The father, a neurotic advert designer, under the weight of objective life problems coming with the new Sarajevo times after the war, suffocating in his own dissatisfaction, frustrations, sexual fantasies, occasionally encouraged by the feeling of omnipotence alternating the feeling of helplessness, has a vision, but no chance to even try fulfilling it – he comes to realize that the whole thing is actually a big scam. He is trying to come closer to his daughter by coming down’ to the level of her age, explaining the absolute illogicalities that happen around her and affect her childhood. An unbearable physical pain located in his testicle follows him throughout his story, the pain which is physically and mentally making him miserable. He visits doctors, changes therapies, and swallows antibiotics, only to finally learn that his condition is not something you can cure – you have to live with it. After his wife and daughter immigrate to Australia, he comes back to his computer and stares at the screen which reads: ’Now it’s safe to shut yourself down.’
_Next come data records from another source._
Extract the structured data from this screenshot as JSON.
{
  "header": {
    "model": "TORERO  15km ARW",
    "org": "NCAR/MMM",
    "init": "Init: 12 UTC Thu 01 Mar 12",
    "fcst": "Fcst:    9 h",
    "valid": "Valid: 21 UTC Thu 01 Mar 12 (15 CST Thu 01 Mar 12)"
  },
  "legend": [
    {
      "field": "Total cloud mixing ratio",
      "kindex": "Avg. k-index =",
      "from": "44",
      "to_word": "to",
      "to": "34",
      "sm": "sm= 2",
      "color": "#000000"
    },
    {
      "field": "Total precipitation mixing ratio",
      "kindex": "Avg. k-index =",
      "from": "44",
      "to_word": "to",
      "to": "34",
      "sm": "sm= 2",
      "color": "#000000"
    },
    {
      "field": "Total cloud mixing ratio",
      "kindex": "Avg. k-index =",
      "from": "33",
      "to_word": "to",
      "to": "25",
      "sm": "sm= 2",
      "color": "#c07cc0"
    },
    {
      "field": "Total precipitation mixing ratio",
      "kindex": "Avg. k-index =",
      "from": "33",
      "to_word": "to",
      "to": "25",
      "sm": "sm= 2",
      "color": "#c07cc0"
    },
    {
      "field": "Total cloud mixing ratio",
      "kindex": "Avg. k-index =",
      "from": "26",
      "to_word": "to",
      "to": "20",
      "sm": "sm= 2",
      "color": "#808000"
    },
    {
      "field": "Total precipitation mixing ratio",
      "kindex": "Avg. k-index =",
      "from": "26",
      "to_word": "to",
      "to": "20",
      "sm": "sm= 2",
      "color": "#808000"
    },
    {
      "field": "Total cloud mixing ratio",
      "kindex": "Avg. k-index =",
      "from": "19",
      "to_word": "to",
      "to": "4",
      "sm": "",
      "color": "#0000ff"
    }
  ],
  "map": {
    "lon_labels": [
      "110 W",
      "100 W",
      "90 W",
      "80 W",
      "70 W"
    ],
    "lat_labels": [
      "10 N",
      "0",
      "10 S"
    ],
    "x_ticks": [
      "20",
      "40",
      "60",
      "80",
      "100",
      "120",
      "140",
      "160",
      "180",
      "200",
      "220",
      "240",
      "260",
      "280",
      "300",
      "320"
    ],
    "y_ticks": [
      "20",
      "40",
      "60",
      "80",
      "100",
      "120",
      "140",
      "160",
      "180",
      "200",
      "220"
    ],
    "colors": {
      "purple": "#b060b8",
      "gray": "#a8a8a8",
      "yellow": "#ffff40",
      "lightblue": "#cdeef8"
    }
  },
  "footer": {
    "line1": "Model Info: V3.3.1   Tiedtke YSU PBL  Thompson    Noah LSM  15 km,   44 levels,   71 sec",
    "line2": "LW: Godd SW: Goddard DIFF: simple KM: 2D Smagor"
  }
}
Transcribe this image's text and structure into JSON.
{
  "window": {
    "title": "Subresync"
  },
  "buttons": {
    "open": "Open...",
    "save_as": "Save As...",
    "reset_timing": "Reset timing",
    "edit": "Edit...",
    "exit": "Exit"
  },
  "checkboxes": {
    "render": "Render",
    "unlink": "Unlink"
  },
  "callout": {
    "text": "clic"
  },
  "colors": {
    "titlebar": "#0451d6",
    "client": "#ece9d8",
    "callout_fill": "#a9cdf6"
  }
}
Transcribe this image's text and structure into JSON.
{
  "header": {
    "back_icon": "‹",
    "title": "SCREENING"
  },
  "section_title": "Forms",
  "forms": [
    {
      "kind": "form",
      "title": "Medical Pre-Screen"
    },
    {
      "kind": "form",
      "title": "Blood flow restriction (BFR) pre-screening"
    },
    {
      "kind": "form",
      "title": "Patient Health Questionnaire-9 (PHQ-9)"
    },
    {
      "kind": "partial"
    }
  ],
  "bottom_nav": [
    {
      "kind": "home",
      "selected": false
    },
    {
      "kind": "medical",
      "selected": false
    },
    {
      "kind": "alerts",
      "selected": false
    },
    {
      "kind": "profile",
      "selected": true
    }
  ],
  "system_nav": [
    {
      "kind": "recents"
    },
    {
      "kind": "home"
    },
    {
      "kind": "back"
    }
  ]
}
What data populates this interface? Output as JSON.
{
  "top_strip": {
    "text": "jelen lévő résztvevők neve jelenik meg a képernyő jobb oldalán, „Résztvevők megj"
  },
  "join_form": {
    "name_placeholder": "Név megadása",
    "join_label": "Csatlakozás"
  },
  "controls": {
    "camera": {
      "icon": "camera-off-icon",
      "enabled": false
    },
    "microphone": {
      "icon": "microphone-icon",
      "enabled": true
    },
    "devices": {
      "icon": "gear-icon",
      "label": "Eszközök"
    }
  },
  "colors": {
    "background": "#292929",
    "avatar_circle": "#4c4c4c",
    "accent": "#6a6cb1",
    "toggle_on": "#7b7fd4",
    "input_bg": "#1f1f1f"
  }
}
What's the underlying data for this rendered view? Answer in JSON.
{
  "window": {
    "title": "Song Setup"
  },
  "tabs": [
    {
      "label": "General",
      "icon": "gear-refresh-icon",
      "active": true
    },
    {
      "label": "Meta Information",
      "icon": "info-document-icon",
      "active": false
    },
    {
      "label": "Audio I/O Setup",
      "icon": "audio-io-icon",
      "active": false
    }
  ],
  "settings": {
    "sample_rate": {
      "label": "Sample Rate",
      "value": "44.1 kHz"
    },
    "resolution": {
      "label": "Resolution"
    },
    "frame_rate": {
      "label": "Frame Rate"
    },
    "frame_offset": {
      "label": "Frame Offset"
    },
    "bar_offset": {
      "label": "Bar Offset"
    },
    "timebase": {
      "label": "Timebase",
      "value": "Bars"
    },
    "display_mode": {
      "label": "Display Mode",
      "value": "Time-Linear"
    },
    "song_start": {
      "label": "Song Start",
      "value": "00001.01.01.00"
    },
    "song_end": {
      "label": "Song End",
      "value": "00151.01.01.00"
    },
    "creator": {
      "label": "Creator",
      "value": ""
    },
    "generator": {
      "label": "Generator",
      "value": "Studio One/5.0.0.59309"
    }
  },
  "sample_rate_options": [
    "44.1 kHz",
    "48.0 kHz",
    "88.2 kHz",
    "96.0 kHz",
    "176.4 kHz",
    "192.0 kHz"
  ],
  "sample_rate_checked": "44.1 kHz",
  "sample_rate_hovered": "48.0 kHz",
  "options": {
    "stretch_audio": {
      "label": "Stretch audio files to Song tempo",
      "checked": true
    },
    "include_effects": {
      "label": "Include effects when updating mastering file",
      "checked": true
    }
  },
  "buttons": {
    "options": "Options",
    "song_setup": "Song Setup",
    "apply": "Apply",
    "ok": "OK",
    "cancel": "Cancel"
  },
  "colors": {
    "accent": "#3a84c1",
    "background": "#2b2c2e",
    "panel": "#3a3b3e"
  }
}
This is Veličković’s third novel in which he uses humour and irony. Basically the book is sad, but it will put a smile on your face, albeit a wry one, but nevertheless a smile. (…) Behind this smile a serious problem is hidden, and that leads us to conclude that Nenad Veličković is an incredibly witty writer. (S. S. M., 2004)